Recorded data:
== Segment start ==

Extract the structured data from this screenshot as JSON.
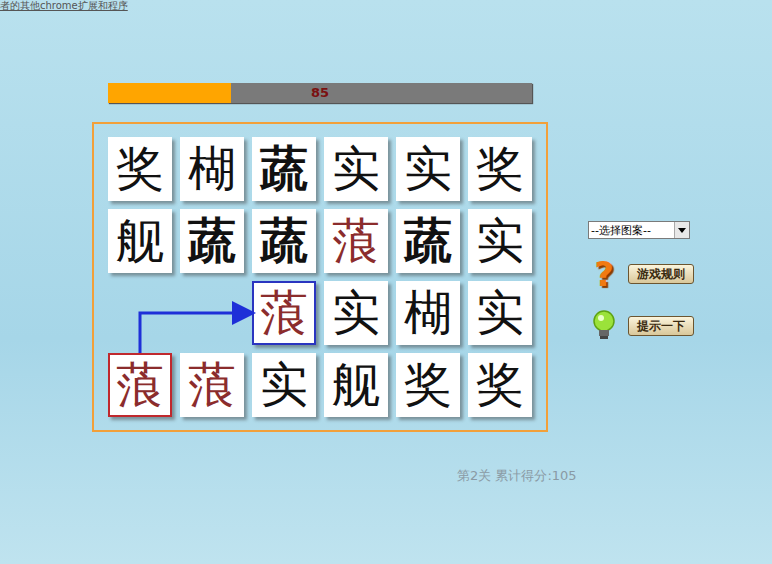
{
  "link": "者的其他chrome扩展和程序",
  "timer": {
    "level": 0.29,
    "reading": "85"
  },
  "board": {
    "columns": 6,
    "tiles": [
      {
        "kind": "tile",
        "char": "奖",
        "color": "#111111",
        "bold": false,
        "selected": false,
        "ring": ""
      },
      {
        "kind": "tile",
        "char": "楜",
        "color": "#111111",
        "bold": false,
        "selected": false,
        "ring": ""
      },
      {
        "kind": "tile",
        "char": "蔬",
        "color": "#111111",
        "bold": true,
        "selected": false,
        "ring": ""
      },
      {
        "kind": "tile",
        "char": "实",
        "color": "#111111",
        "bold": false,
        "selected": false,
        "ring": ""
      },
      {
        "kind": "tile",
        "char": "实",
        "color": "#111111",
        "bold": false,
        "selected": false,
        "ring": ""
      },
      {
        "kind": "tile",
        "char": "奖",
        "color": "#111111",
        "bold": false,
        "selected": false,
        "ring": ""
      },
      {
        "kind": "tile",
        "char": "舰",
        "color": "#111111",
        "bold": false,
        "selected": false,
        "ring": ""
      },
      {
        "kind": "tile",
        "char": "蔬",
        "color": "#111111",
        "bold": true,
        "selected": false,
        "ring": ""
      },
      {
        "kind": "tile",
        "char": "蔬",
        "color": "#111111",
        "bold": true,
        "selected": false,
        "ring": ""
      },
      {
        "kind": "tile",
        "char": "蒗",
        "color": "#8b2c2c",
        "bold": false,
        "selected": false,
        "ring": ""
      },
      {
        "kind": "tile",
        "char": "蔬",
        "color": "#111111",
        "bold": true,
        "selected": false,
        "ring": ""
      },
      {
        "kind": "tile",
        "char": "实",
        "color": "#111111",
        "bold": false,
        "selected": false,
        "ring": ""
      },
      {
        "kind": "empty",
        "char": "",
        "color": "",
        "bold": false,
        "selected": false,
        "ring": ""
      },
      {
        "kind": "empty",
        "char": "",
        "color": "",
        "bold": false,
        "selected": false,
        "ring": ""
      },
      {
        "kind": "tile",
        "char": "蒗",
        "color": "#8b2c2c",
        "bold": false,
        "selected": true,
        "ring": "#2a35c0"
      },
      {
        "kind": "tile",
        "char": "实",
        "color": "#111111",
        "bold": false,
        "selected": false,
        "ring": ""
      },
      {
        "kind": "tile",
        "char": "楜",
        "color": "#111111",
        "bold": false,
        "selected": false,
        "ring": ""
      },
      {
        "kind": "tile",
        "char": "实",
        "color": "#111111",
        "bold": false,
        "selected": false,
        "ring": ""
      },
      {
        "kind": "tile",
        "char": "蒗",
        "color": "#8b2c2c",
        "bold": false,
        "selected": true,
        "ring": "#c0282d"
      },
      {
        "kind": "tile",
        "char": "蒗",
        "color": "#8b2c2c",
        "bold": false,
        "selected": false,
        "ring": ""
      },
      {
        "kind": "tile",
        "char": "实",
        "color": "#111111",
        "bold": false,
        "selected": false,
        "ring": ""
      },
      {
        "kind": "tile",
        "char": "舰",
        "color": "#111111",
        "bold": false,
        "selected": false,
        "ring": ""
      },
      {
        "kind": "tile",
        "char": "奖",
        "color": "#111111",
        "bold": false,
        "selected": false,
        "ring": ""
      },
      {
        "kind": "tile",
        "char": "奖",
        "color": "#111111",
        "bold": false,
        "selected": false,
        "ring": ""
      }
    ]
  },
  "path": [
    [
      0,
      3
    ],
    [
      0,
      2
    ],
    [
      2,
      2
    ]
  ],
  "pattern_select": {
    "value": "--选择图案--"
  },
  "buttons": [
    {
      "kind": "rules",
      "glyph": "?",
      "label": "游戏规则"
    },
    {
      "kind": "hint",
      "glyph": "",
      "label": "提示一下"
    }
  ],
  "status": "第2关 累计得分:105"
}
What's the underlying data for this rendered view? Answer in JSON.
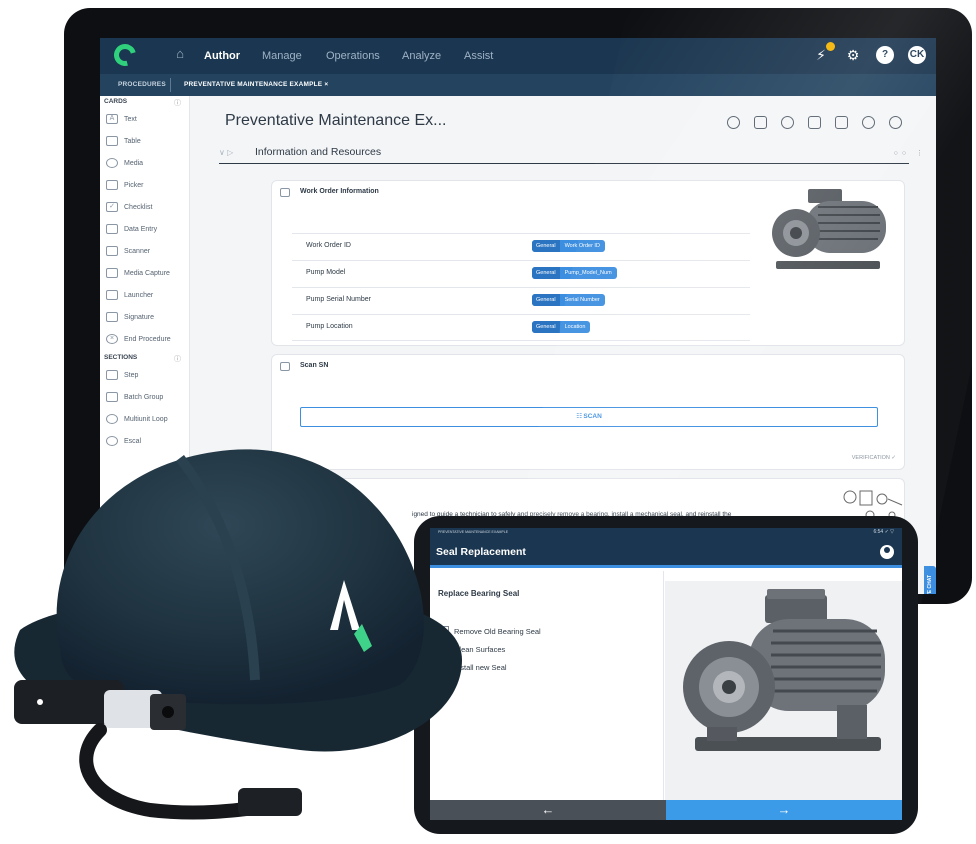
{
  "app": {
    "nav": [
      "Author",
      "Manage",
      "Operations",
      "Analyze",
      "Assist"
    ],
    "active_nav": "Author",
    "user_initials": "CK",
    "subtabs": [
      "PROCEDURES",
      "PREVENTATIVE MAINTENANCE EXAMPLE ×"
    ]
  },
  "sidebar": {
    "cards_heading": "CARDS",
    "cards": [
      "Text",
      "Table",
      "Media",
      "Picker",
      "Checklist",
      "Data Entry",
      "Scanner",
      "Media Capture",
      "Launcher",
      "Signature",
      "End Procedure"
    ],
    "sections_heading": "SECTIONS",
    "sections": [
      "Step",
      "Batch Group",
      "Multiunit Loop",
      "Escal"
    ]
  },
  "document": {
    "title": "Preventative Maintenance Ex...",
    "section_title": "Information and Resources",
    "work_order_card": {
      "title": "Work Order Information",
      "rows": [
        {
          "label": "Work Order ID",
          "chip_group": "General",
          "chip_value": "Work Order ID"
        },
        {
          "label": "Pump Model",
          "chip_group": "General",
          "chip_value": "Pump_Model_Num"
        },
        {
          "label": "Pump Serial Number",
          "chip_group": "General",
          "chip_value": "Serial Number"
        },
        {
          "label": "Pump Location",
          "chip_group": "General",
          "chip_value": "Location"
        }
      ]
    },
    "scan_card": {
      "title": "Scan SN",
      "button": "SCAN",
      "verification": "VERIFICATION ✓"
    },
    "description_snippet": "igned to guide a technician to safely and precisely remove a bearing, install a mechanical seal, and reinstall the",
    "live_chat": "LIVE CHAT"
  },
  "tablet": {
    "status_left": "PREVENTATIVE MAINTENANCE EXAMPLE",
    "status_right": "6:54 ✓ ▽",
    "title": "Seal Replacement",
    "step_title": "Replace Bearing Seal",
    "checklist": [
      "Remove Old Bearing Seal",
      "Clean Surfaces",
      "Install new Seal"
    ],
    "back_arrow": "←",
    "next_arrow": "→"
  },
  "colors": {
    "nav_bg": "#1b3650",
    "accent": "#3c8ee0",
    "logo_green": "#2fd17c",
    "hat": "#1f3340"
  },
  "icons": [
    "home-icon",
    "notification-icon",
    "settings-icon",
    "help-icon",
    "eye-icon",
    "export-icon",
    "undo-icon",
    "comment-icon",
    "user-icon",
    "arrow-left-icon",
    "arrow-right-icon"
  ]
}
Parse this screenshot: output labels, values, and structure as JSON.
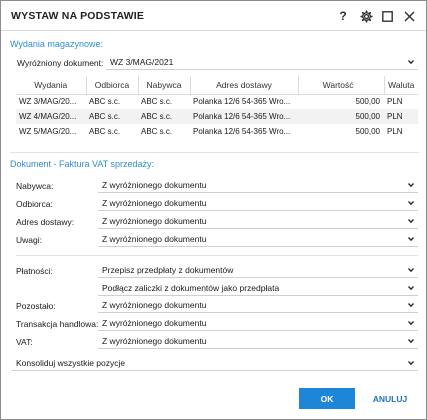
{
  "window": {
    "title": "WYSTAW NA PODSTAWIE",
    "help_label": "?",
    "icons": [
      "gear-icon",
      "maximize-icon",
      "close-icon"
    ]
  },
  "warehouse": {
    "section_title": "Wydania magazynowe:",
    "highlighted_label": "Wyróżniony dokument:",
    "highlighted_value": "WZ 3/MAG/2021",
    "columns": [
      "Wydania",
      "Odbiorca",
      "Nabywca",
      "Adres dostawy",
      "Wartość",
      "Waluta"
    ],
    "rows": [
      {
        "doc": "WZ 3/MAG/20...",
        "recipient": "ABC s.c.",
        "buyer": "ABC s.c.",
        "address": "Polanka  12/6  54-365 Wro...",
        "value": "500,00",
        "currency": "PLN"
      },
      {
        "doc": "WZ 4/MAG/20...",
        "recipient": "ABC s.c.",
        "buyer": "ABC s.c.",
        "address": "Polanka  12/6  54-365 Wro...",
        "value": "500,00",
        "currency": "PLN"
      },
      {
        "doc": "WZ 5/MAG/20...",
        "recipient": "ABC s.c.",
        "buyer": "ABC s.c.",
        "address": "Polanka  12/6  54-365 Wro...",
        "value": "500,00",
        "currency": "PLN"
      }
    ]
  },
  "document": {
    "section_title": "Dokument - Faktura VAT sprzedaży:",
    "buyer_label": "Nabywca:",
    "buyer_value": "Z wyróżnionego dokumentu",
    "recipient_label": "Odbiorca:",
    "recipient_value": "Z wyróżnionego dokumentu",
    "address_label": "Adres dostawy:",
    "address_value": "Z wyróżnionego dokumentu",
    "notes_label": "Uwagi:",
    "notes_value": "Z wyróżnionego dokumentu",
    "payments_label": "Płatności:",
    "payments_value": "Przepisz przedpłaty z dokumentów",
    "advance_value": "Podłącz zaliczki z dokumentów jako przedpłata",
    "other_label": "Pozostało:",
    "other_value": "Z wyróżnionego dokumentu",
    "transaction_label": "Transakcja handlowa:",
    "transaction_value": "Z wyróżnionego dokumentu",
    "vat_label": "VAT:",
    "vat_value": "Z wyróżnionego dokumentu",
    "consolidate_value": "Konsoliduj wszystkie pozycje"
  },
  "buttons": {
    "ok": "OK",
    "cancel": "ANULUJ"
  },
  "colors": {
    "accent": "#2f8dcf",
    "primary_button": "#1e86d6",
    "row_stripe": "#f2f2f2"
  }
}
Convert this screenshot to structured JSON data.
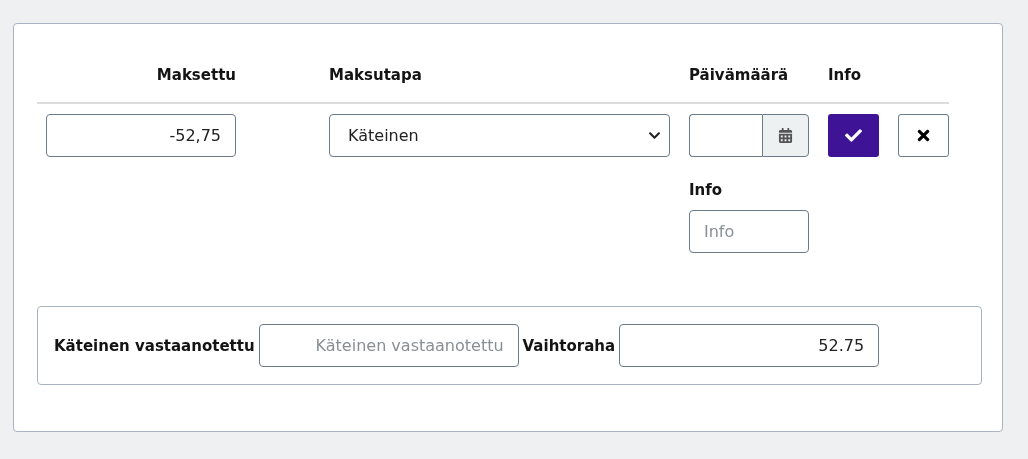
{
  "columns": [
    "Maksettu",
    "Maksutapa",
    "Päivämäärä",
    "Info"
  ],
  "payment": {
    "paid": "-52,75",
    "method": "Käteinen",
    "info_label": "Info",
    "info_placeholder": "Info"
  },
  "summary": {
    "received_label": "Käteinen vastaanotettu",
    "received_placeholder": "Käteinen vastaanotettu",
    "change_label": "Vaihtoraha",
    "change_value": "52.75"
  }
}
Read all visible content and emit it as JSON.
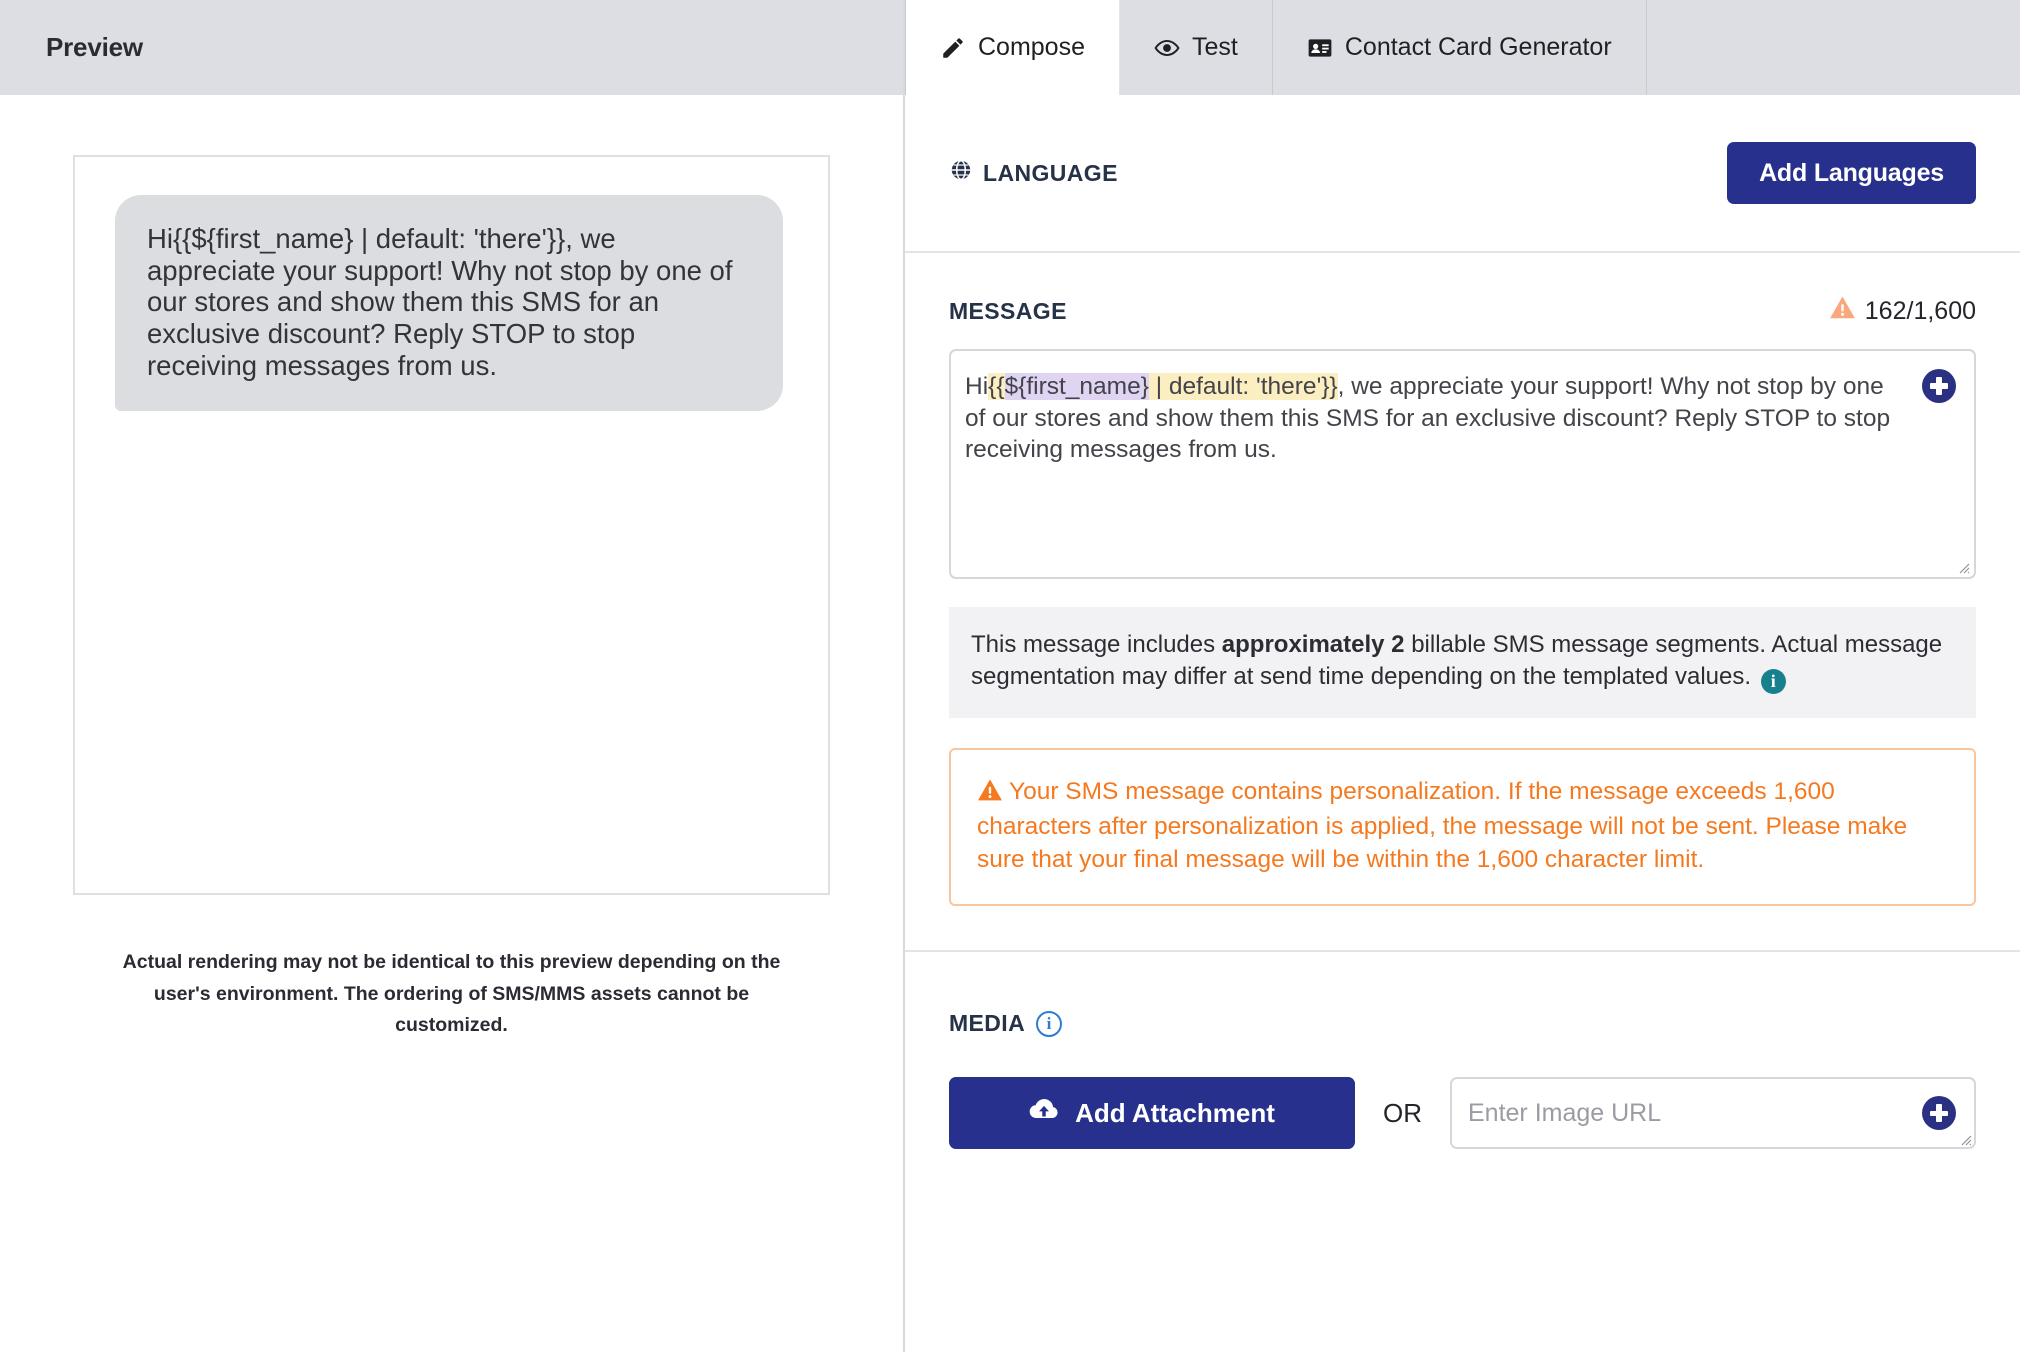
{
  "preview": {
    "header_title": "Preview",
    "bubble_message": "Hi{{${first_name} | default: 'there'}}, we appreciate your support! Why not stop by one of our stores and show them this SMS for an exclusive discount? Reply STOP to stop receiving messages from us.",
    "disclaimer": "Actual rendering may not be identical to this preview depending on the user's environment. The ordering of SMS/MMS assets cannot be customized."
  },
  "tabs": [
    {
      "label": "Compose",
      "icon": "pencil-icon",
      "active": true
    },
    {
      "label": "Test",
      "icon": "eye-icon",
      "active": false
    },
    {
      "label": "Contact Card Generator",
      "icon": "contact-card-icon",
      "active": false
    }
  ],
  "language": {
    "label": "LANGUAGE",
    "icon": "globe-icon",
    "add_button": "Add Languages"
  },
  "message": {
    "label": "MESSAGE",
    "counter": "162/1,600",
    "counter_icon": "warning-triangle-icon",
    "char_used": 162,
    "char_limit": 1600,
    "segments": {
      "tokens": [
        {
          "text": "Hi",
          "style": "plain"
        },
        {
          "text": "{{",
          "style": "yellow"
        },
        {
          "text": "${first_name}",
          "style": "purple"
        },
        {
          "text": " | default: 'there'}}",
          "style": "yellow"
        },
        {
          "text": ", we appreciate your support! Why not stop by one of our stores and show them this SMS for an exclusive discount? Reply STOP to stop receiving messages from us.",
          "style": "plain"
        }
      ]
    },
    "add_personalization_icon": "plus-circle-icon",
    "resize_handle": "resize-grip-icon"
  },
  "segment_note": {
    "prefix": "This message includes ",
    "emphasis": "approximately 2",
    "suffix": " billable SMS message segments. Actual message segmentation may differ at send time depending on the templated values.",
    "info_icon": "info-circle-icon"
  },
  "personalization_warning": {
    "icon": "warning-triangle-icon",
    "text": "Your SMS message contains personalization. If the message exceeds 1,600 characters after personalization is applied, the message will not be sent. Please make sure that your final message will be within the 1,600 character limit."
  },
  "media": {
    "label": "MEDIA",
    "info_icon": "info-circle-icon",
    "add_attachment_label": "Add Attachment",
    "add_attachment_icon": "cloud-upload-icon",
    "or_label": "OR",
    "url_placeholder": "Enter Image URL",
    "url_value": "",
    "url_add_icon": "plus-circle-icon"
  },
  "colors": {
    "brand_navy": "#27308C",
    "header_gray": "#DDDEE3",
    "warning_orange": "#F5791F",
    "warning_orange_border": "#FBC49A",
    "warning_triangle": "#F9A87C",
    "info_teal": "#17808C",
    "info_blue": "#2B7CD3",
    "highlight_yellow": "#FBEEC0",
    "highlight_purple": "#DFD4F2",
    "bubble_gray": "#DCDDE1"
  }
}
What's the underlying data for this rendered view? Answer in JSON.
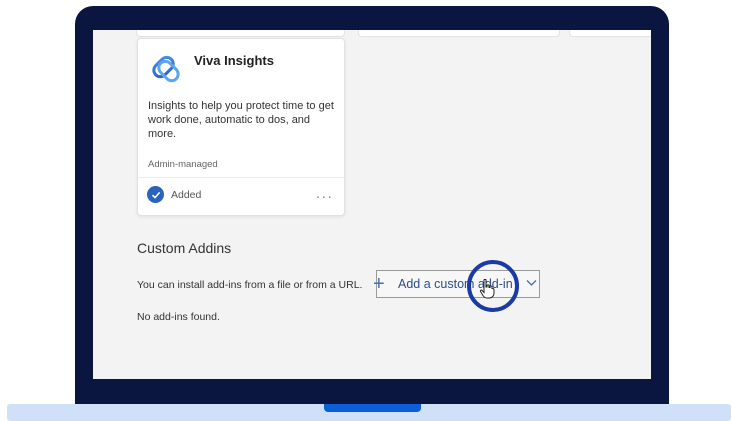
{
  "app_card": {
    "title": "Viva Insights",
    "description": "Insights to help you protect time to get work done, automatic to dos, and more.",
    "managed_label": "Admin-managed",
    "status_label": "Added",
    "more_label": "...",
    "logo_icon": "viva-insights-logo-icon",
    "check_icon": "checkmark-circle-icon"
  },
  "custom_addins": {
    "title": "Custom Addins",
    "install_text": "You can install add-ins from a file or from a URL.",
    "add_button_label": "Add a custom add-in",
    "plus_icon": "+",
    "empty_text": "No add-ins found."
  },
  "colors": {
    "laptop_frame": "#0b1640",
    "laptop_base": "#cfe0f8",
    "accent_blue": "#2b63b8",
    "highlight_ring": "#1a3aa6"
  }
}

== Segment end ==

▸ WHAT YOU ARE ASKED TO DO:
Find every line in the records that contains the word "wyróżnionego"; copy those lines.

▸ RESPONSE:
    "buyer_value": "Z wyróżnionego dokumentu",
    "recipient_value": "Z wyróżnionego dokumentu",
    "address_value": "Z wyróżnionego dokumentu",
    "notes_value": "Z wyróżnionego dokumentu",
    "other_value": "Z wyróżnionego dokumentu",
    "transaction_value": "Z wyróżnionego dokumentu",
    "vat_value": "Z wyróżnionego dokumentu",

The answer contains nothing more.